Uber had traveled to DefCon to recruit technically advanced volunteers to join the work of  Project Vigilant, which is attribution of cybercrime and terrorism to their perpetrators and funding sources, by analyzing internet traffic.

Notes from DefCon 18, part 2 — “I know what happened with the Wikileaks from Brad Manning because I was there, I’m the one who called the U.S. government.”

August 1, 2010

A press briefing at DefCon 18 in Las Vegas, called to announce a non-governmental effort to fight cybercrime and terrorism, took a surprising turn when the group’s director revealed that he was the person who arranged for former hacker Adrian Lamo to turn over leaked classified military documents to the U.S. government.

Chet Uber, director of Project Vigilant, traveled to DefCon to recruit volunteers for the project from the ranks of DefCon attendees, a rich source of talent for his technically intricate mission — the attribution of crimes to their perpetrators and funding sources, by monitoring internet traffic for “footprints in the digital sand.”

In the course of answering questions from reporters about Vigilant, Uber stopped talking, and then began to discuss his personal involvement with Lamo, whom he described as a personal friend, and who works for Uber as a Viglant volunteer. Uber said he wanted to “right a wrong,” referring to criticism of Lamo in the hacker community since his meeting with federal authorities.

“I know what happened with the Wikileaks from Brad Manning because I was there,   I’m the one who called the  U.S. government.”

In the file below, you can hear Uber’s description of how he persuaded Lamo to meet with the feds, turn over the documents, and reveal everything he knows.

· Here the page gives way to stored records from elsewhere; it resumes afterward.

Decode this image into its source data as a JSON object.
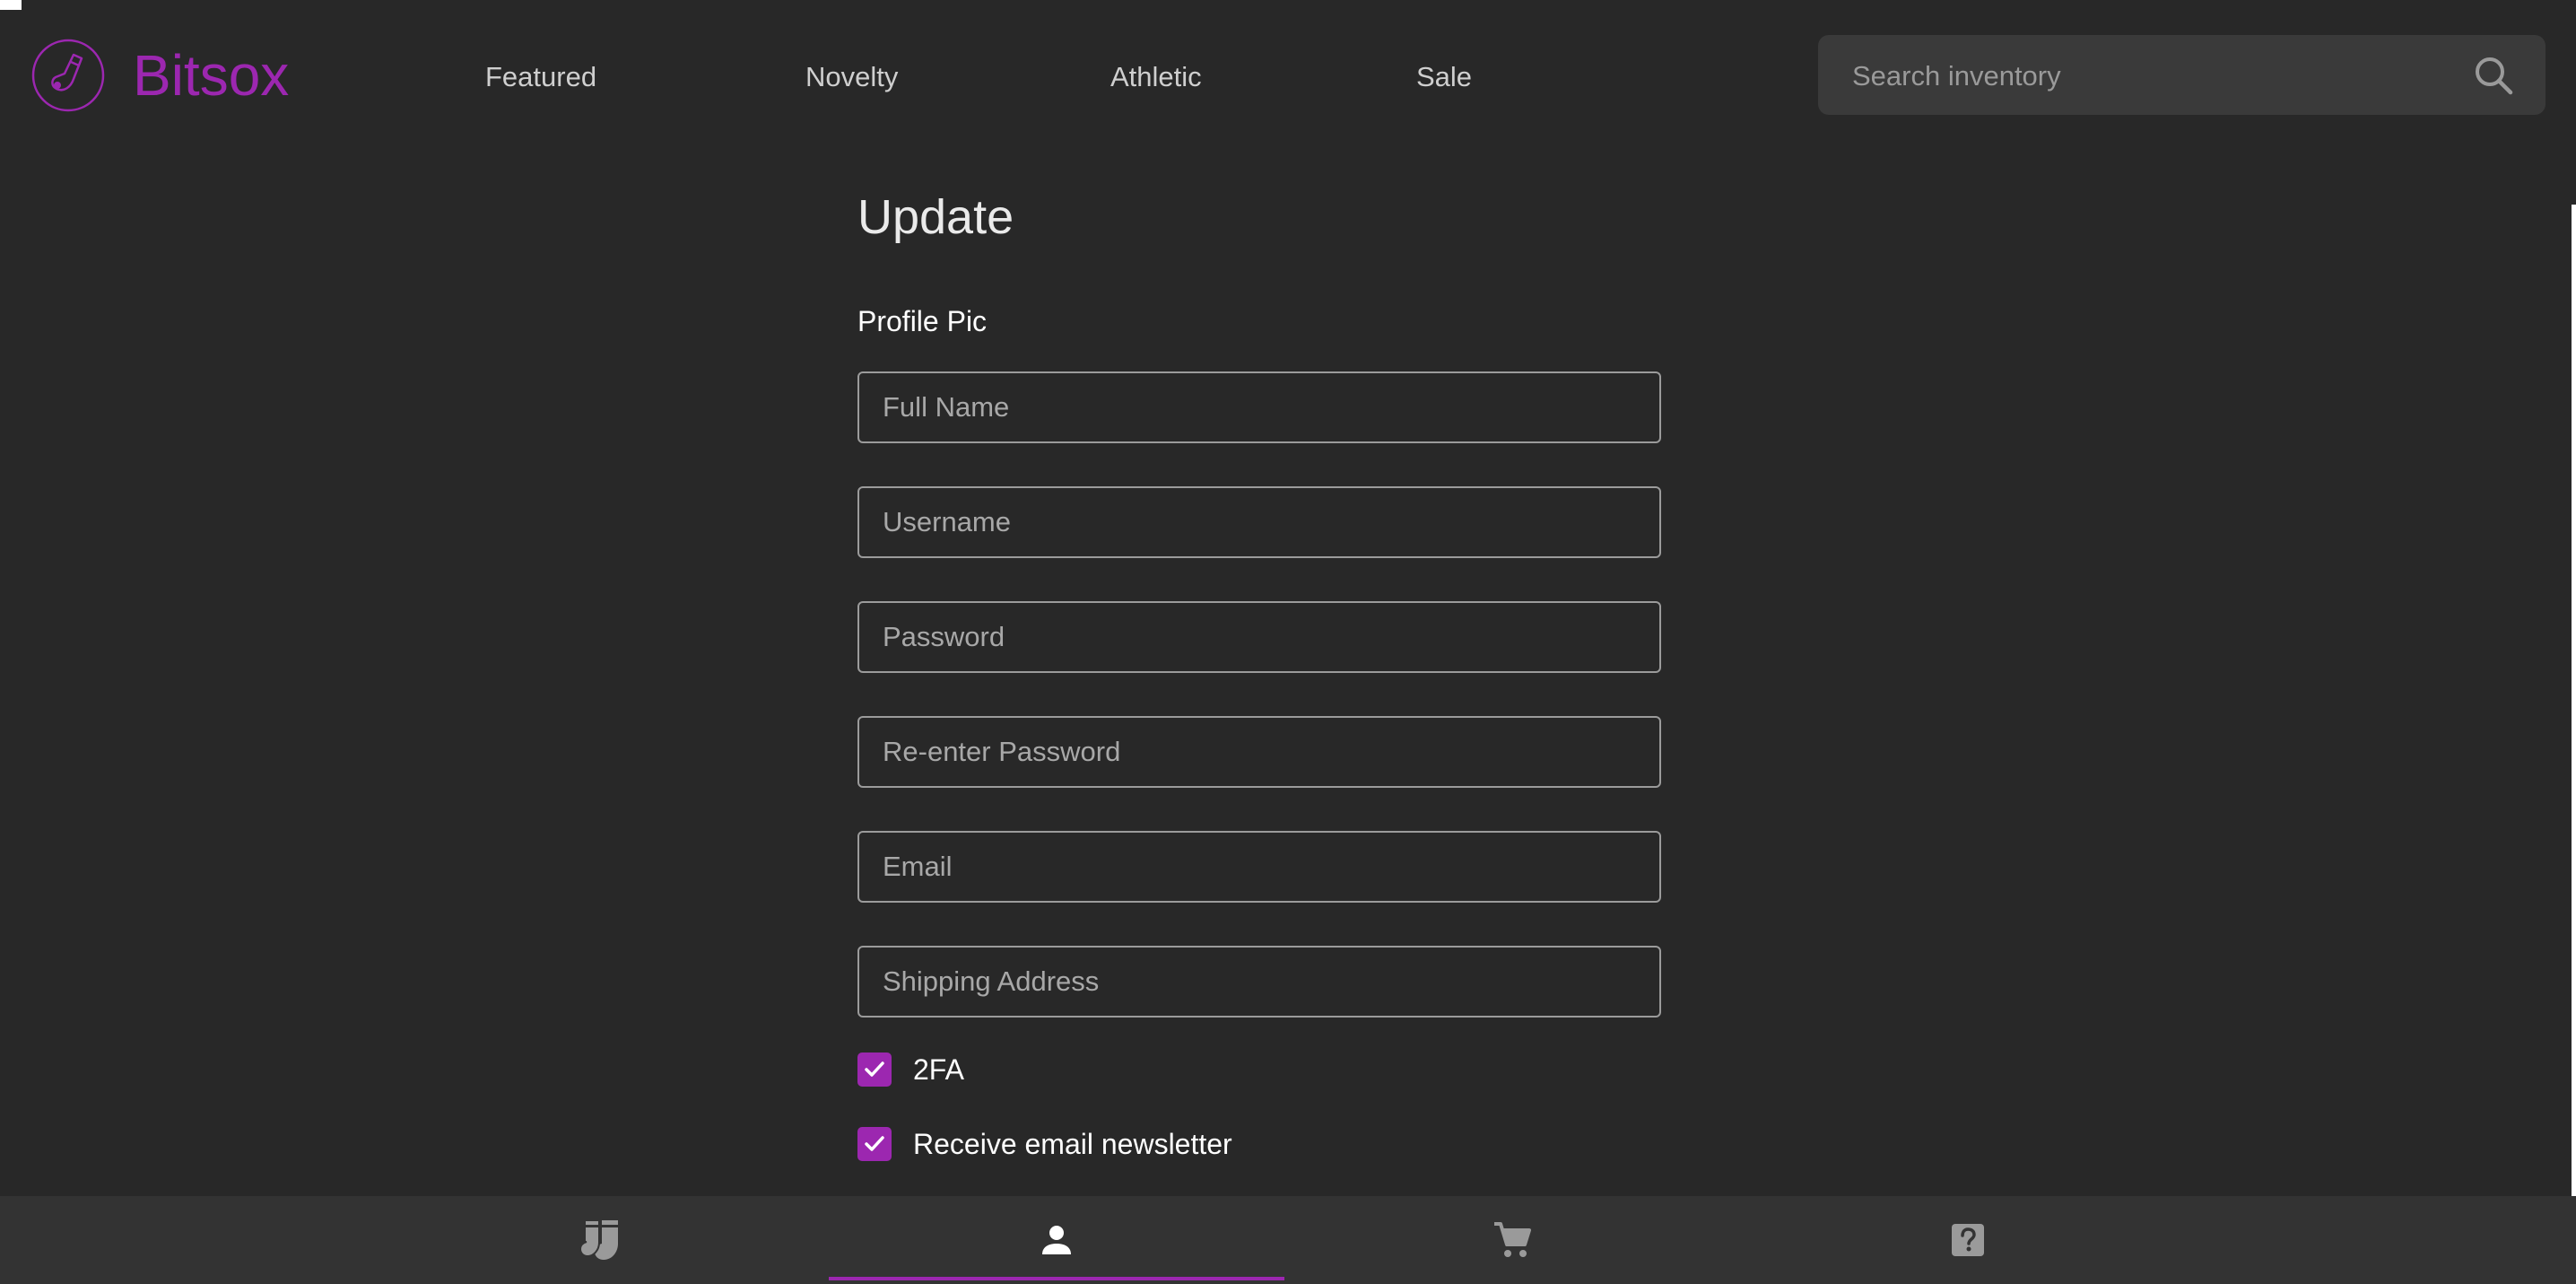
{
  "app": {
    "brand": "Bitsox",
    "accent_color": "#9c27b0",
    "background_color": "#282828"
  },
  "header": {
    "nav": [
      {
        "label": "Featured"
      },
      {
        "label": "Novelty"
      },
      {
        "label": "Athletic"
      },
      {
        "label": "Sale"
      }
    ],
    "search": {
      "placeholder": "Search inventory",
      "value": "",
      "icon": "search-icon"
    }
  },
  "form": {
    "title": "Update",
    "profile_pic_label": "Profile Pic",
    "fields": [
      {
        "placeholder": "Full Name",
        "value": ""
      },
      {
        "placeholder": "Username",
        "value": ""
      },
      {
        "placeholder": "Password",
        "value": ""
      },
      {
        "placeholder": "Re-enter Password",
        "value": ""
      },
      {
        "placeholder": "Email",
        "value": ""
      },
      {
        "placeholder": "Shipping Address",
        "value": ""
      }
    ],
    "checkboxes": [
      {
        "label": "2FA",
        "checked": true
      },
      {
        "label": "Receive email newsletter",
        "checked": true
      }
    ]
  },
  "bottom_nav": {
    "tabs": [
      {
        "icon": "socks-icon",
        "active": false
      },
      {
        "icon": "person-icon",
        "active": true
      },
      {
        "icon": "cart-icon",
        "active": false
      },
      {
        "icon": "help-icon",
        "active": false
      }
    ]
  }
}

The audio file  is six minutes long, and includes Uber’s account of his interactions with Lamo by phone during the meeting, when Lamo called him for encouragement.  You can hear it by clicking on the flash player below, or you can download it from a separate source below.

For more about Chet Uber and the hacker recruitment effort for Project Vigilant, see DefCon conference coverage at The CyberJungle.

You may download the interview here, or stream it here: